(Work instruction): If a line in the records below holds the word "this", copy it.

:: Records supplied

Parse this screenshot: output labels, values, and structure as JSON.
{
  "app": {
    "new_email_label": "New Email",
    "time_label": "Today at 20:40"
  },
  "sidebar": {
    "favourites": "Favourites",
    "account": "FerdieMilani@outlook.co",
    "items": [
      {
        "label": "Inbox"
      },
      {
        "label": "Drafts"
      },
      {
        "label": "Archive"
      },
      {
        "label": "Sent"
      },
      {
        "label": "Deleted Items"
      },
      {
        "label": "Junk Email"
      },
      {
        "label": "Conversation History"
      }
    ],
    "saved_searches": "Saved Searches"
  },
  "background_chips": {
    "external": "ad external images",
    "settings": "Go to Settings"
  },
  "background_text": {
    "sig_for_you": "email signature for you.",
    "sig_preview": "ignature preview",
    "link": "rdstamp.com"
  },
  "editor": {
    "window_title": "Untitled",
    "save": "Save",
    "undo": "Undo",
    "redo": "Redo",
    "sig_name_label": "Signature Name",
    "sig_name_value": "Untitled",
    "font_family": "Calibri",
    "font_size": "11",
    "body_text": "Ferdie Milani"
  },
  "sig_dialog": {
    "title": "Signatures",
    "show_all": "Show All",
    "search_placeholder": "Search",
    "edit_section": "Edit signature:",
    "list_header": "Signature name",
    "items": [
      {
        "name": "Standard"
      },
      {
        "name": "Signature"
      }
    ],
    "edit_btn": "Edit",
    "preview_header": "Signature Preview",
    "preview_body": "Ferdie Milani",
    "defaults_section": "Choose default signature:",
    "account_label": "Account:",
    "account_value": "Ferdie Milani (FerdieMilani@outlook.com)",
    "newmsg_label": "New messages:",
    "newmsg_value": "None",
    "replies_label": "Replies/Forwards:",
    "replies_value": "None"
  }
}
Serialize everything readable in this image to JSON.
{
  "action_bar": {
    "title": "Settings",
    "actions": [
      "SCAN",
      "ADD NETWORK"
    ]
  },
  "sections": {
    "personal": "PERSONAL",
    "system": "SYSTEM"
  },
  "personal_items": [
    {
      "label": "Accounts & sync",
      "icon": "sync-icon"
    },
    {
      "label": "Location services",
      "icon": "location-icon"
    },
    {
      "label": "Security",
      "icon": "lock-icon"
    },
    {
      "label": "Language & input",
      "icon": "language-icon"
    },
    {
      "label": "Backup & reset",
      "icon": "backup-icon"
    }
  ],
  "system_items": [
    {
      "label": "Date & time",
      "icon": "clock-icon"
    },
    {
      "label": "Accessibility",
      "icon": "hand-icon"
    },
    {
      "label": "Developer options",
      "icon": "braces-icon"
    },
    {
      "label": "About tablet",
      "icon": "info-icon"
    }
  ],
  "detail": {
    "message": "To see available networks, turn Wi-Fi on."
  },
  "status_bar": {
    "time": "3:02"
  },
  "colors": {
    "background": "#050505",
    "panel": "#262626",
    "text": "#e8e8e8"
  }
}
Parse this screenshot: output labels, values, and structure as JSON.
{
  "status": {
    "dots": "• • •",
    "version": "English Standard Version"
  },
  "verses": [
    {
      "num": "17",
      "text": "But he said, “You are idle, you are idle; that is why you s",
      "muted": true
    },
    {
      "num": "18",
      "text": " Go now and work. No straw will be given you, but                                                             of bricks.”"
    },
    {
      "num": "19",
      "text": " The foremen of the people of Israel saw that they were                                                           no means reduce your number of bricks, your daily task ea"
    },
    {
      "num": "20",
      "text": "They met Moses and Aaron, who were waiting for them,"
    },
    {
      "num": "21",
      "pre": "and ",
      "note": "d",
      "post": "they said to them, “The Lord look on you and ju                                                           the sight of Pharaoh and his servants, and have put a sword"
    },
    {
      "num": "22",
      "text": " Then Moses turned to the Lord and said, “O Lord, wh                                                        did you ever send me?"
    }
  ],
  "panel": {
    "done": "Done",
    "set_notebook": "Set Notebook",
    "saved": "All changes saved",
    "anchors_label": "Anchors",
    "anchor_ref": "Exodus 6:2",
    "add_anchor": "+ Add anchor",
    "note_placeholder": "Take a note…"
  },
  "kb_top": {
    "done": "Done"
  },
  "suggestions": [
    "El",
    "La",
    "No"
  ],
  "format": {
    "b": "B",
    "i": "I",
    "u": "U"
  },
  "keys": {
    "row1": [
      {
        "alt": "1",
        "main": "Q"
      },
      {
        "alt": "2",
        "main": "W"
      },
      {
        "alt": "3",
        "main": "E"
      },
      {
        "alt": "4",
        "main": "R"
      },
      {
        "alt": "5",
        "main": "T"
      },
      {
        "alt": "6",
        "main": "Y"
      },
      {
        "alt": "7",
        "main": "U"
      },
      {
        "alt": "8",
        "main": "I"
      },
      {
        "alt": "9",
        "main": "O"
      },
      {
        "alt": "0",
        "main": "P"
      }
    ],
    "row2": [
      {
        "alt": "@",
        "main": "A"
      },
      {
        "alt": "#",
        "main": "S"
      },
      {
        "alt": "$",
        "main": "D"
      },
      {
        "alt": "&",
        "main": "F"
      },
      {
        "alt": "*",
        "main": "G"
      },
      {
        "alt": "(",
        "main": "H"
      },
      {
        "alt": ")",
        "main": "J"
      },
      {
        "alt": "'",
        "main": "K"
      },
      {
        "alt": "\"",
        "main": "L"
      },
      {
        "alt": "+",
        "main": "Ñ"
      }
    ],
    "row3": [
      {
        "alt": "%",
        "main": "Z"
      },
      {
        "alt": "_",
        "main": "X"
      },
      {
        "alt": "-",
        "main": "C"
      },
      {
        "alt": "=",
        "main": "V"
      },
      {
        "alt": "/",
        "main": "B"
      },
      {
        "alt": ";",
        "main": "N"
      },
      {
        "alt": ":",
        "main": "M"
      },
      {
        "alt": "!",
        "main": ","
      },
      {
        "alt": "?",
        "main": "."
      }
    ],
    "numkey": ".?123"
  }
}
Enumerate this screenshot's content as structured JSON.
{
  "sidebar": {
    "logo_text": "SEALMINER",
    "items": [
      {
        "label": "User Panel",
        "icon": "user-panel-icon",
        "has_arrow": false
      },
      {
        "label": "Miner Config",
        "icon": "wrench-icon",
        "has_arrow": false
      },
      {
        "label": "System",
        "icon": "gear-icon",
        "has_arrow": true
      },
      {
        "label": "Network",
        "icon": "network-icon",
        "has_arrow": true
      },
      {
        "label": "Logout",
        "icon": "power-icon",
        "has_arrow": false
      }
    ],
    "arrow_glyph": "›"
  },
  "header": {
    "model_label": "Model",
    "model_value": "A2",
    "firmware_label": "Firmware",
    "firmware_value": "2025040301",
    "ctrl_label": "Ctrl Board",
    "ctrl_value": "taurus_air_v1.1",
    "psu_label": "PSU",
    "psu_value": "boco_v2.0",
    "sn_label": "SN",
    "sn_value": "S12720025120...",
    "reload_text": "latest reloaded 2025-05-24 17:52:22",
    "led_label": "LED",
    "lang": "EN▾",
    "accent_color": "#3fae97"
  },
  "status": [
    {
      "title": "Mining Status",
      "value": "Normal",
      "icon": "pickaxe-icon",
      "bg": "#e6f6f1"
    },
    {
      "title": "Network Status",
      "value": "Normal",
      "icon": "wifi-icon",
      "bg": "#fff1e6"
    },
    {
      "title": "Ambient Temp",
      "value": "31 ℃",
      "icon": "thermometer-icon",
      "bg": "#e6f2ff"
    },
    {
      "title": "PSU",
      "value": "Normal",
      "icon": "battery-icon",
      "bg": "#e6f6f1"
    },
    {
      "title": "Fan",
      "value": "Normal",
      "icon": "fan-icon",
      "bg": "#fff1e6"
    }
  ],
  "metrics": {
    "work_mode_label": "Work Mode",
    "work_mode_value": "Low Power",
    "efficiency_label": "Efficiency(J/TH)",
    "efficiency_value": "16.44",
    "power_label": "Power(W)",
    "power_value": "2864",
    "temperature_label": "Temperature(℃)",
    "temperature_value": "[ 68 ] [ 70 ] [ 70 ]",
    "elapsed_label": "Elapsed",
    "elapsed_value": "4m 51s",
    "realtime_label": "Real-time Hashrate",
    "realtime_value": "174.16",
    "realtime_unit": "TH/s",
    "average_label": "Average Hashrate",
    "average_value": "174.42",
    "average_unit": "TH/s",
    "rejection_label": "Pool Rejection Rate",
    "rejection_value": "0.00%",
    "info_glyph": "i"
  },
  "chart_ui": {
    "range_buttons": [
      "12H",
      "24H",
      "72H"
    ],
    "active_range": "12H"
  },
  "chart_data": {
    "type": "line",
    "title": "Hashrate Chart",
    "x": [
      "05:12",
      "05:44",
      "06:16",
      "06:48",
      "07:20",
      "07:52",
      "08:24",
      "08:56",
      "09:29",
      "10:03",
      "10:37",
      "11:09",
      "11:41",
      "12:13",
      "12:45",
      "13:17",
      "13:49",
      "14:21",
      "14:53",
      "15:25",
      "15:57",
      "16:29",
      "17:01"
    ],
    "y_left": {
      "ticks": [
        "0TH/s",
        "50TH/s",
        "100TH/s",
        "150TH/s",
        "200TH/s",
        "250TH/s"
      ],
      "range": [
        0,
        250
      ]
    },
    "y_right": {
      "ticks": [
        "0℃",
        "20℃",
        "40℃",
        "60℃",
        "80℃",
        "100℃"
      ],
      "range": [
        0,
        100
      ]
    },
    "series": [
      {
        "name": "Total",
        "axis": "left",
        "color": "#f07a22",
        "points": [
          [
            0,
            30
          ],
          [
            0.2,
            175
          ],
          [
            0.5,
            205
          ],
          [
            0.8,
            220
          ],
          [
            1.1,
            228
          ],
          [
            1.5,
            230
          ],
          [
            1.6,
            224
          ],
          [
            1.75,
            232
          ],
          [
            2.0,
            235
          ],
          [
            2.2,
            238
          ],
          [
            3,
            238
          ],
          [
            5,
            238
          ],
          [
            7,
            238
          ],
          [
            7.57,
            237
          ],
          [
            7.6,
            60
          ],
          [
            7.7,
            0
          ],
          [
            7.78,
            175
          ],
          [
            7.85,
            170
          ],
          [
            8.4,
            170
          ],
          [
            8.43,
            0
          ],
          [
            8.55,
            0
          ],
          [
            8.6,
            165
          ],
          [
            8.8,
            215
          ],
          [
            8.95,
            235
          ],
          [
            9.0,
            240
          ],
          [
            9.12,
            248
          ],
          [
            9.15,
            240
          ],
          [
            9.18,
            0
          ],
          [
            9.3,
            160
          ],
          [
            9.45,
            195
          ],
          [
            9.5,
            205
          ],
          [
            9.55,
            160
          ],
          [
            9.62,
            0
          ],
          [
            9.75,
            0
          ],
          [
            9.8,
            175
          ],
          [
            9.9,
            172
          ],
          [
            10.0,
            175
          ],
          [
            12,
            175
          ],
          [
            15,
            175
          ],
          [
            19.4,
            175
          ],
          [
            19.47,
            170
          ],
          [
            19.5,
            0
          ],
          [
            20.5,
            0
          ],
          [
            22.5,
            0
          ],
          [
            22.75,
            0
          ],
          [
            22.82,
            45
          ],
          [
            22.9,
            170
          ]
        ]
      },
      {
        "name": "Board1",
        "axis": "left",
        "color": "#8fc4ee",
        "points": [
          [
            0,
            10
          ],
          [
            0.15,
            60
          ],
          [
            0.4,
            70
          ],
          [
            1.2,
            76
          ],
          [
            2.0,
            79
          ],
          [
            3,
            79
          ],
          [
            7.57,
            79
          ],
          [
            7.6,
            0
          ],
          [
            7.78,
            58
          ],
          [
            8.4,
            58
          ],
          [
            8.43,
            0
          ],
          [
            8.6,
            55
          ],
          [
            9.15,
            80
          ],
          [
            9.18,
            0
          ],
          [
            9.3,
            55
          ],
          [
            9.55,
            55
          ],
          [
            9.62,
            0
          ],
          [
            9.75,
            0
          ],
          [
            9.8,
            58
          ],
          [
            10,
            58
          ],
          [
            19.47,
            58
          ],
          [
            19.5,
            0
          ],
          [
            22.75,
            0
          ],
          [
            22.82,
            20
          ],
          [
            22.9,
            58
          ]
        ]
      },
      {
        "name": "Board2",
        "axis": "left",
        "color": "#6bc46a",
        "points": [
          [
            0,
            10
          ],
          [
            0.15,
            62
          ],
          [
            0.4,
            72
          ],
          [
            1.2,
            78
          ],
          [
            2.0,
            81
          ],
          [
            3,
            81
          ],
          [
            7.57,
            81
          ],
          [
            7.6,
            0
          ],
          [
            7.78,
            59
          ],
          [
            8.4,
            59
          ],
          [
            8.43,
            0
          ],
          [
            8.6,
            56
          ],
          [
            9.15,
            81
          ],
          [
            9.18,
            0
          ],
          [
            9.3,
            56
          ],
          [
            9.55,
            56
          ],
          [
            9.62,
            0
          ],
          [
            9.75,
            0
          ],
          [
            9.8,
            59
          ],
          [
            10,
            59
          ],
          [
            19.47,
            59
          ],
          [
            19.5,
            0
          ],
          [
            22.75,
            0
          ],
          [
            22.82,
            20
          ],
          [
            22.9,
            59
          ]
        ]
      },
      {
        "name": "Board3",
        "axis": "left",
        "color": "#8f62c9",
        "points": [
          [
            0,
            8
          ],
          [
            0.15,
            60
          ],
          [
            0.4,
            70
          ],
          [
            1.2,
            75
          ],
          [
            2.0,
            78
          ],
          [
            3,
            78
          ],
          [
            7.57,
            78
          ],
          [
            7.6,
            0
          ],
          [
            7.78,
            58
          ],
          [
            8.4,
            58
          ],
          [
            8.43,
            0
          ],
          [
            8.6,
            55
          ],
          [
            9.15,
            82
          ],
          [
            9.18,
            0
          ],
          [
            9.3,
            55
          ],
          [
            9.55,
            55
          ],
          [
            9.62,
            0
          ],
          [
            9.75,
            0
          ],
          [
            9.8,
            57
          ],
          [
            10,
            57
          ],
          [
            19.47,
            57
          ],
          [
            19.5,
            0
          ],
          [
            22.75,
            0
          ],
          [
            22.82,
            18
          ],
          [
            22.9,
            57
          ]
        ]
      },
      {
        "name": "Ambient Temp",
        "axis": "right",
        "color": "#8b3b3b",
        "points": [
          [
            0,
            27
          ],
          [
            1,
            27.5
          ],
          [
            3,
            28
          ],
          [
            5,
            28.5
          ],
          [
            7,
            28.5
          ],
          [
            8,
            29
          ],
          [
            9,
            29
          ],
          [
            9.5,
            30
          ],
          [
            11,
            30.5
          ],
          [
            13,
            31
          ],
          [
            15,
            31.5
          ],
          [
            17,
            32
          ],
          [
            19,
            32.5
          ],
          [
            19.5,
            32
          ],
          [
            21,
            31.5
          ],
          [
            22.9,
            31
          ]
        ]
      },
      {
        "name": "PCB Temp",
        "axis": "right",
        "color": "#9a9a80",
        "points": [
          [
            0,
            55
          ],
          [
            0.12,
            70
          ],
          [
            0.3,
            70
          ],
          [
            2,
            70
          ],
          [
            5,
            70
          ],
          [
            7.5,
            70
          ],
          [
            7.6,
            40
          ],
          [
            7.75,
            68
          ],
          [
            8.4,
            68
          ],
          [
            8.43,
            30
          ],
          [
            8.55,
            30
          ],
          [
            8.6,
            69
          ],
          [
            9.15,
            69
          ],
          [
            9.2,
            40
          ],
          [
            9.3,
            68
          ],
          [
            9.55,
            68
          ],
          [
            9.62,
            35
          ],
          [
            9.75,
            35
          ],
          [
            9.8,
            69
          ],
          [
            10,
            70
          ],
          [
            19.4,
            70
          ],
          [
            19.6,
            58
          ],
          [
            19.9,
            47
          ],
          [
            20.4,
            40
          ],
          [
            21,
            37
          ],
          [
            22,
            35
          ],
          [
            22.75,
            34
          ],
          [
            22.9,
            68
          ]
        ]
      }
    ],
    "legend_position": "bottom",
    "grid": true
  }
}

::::

(Exercise result):
Parse this screenshot: output labels, values, and structure as JSON.
Serialize everything readable in this image to JSON.
Parse this screenshot: output labels, values, and structure as JSON.
Enumerate this screenshot's content as structured JSON.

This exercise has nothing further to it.